BIRCH

TUTORIAL:

Annotating a sequence using NCBI Sequin


Oct. 21, 2014

NCBI Sequin - Getting Started with Sequin http://www.ncbi.nlm.nih.gov/projects/Sequin/gettingstarted.html
NCBI Sequin - Quick Guide http://www.ncbi.nlm.nih.gov/projects/Sequin/QuickGuide/sequin.htm


This tutorial takes you through an example of how to use the NCBI Sequin program to  annotate and submit a sequence to GenBank.

In the previous tutorial, we created a synthetic plasmid construct containing a GUS gene from pBI101 cloned between the SacI and BamHI sites of pBluescriptKSm13+. This sequence is in a Pearson/Fasta file called 'pBSGUS.fsa'. 

This tutorial will annotate the two components of the synthetic sequence, and also the locations of the coding regions for the GUS gene and the Ampicillin Resistance gene (beta-lactamase) from the Bluescript vector.  This is critical, because it documents precisely what you have done. The ability to reproduce results is as important in computers as it is in the lab. GenBank format is the richest and most versatile sequence file format, and it is read by most sequence programs. SEQUIN automates the process of creating GenBank format files.

The menus in SEQUIN walk you through a step-by-step process of the minimal information needed for a GenBank entry. Without going into every step, the over all series of events is as follows:
1. Start SEQUIN by typing 'sequin' at the command line. Or you can start SEQUIN through the BIRCH, and choose DNA --> Sequin - send annotated sequences to genbank.

2. Choose "Start new submission"
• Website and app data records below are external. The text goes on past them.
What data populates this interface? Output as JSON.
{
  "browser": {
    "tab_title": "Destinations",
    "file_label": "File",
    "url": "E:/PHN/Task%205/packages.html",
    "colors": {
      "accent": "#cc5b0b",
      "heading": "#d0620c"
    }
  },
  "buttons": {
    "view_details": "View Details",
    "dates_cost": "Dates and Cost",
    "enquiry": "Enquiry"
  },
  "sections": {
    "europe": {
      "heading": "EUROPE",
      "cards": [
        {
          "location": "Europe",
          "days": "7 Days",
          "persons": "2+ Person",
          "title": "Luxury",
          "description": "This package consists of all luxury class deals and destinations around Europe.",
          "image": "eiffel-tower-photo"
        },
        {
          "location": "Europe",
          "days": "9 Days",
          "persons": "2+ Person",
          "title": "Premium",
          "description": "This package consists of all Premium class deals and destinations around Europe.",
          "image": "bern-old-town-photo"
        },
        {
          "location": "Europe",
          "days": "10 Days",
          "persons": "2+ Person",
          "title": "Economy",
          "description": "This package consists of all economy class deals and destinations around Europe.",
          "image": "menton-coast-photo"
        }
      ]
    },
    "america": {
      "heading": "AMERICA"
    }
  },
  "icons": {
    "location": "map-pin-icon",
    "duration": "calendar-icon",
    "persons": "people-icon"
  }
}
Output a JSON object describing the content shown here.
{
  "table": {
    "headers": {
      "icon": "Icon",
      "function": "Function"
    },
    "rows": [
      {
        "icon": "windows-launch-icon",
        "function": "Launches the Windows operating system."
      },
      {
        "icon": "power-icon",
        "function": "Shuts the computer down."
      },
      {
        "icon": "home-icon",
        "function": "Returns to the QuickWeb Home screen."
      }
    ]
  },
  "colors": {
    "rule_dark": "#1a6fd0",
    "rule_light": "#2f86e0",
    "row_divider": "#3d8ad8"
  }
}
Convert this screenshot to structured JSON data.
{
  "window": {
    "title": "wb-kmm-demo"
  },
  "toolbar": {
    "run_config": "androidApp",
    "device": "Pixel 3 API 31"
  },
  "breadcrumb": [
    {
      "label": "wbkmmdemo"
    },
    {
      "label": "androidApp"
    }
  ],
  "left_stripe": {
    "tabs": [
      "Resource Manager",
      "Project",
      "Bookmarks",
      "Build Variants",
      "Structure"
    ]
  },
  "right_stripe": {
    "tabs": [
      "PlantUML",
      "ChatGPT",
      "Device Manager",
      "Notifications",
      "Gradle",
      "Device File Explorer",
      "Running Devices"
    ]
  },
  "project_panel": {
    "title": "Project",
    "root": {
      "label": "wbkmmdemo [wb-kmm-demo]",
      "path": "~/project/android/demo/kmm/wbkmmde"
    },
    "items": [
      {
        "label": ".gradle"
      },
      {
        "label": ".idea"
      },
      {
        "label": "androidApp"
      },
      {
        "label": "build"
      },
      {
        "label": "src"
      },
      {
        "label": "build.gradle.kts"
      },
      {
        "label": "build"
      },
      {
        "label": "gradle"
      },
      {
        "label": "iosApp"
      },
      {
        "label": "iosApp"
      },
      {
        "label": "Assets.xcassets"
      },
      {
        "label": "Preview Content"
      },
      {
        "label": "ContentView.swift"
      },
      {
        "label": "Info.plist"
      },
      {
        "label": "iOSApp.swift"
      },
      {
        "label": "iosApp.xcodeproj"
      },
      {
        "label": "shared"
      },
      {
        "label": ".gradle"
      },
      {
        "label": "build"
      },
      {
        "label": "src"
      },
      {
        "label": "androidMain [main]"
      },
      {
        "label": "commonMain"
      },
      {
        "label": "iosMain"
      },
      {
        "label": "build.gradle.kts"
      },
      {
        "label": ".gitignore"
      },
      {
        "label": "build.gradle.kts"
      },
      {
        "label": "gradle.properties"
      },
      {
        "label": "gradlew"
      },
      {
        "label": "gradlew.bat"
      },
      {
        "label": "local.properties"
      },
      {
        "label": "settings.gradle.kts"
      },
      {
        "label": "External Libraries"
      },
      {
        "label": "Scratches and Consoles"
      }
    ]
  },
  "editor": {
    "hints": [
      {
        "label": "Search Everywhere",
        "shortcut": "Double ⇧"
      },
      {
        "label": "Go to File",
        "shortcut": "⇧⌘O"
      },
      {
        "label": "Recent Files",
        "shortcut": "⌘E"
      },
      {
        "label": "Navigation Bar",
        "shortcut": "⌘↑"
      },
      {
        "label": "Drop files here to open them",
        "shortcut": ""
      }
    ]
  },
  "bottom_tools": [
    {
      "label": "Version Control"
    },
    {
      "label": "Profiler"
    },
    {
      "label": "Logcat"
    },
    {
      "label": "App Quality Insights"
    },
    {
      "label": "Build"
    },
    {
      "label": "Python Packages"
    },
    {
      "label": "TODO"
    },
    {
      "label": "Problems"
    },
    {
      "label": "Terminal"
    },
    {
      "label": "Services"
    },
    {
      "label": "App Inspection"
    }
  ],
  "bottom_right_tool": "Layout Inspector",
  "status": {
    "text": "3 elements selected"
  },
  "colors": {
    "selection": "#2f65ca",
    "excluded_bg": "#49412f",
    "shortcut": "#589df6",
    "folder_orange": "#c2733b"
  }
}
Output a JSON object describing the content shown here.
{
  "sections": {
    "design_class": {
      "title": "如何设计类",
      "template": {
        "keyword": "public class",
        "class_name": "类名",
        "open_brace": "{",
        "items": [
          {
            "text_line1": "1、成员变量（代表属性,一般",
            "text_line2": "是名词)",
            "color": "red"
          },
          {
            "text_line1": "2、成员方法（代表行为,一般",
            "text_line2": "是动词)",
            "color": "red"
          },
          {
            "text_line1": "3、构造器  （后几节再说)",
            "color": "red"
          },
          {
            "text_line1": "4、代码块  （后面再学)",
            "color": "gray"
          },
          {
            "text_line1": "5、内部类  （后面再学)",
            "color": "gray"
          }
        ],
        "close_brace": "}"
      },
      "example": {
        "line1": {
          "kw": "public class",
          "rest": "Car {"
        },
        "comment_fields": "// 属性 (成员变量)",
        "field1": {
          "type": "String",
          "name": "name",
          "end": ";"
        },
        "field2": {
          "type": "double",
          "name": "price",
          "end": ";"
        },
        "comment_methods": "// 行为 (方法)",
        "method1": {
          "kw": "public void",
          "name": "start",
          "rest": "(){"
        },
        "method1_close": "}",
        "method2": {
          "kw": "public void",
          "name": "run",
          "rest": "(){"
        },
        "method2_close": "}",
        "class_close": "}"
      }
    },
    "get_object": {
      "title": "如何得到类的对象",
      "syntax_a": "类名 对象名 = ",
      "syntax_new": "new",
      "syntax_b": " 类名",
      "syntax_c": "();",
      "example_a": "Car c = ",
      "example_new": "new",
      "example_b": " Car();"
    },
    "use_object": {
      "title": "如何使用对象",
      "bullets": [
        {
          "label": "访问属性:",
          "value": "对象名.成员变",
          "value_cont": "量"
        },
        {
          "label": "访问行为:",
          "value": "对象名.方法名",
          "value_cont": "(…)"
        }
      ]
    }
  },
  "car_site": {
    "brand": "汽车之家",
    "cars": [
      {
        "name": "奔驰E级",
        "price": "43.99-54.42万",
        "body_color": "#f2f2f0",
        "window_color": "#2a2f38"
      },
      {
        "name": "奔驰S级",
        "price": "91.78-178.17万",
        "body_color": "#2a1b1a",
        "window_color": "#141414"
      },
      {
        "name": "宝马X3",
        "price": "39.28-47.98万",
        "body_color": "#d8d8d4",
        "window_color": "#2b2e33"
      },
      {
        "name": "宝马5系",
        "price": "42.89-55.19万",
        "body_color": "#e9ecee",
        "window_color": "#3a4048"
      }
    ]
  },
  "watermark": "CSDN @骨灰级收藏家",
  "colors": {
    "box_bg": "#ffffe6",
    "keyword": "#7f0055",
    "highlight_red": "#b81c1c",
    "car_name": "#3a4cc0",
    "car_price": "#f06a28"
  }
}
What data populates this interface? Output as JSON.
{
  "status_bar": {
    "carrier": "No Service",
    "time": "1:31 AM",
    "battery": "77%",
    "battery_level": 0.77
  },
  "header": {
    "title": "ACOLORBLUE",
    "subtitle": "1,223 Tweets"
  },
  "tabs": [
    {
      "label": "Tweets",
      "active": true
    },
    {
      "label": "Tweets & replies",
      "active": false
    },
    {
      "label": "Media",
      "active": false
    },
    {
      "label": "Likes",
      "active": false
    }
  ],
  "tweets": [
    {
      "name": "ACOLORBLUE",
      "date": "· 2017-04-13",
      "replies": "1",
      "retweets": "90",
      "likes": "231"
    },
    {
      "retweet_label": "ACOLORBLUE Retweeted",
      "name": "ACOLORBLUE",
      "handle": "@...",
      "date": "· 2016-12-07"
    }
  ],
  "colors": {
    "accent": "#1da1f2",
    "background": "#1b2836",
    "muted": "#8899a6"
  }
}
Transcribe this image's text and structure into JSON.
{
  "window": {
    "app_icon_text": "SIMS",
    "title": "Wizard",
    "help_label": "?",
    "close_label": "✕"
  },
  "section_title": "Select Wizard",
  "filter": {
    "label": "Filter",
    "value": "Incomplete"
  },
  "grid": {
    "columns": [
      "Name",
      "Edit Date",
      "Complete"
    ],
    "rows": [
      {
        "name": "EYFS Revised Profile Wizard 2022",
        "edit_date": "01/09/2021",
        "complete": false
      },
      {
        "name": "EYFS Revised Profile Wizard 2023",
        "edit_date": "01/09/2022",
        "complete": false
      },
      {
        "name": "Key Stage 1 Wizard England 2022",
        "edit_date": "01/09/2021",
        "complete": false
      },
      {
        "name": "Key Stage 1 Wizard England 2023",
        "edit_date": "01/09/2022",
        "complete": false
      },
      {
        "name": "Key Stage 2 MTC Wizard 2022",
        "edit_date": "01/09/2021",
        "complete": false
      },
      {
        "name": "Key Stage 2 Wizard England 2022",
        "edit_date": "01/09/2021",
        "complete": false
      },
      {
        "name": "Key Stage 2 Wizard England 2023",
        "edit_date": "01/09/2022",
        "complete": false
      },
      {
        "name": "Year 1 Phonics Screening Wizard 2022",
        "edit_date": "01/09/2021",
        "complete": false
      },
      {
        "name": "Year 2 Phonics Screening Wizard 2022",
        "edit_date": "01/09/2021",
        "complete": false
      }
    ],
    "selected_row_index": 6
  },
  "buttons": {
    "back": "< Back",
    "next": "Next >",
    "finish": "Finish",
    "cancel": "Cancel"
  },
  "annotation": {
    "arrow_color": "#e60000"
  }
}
3. Fill in information in the Submission, Contact, Authors and Affiliation (all required). Make sure under submission, "tentative title for the manuscript" you fill in a title before proceeding .  Follow towards the next form.
sequincontact
4. You will see a window entitled 'Sequence Format'. Continue with the default settings.

5. On the page entitled Nucleotide, click on "Import Nucleotide FASTA".
sequinnucleotide

A new window will appear, and then import your .fsa file from the folder you saved it in.
fileselection

6.  By importing the .fsa file you will be able to Click on "Specify Topology". Set the topology to 'Circular'.

7. On the Organism page, click on the Add Organisms, Locations, and Genetic Codes.
sequinorganism

A new window will appear and type in 'synthetic construct' under the heading Organism.

organismeditor

8. This is the minimum information needed to create a GenBank entry  that can be used as a model for a restriction digest. Once the minimal information has been entered, follow the 'Next Page' links until a window pops up with the GenBank entry in it. (For other purposes, you may wish to annotate locations of coding sequences and other features of interest. In a laboratory setting, if you were planning to submit the sequence to GenBank, the most critical things to annotate for a construct such as this are the precise sources of the component sequences, in the FEATURES TABLE, along with a simple explanation in words in the DEFINITION line.)

9. To export your sequence to a GenBank file, choose File --> Export GenBank. Save your sequence as pBSGUS.gen.
A good introduction to SEQUIN, including screen shots, can be fund at http://www.ncbi.nlm.nih.gov/Sequin/.

Test your GenBank file by reading it into bldna, and running BACHREST. The BACHREST output should show that pBSGUS is circular, and the BamHI  and SacI sites at 1 and 1892, respectively (pBSGUS.bachrest).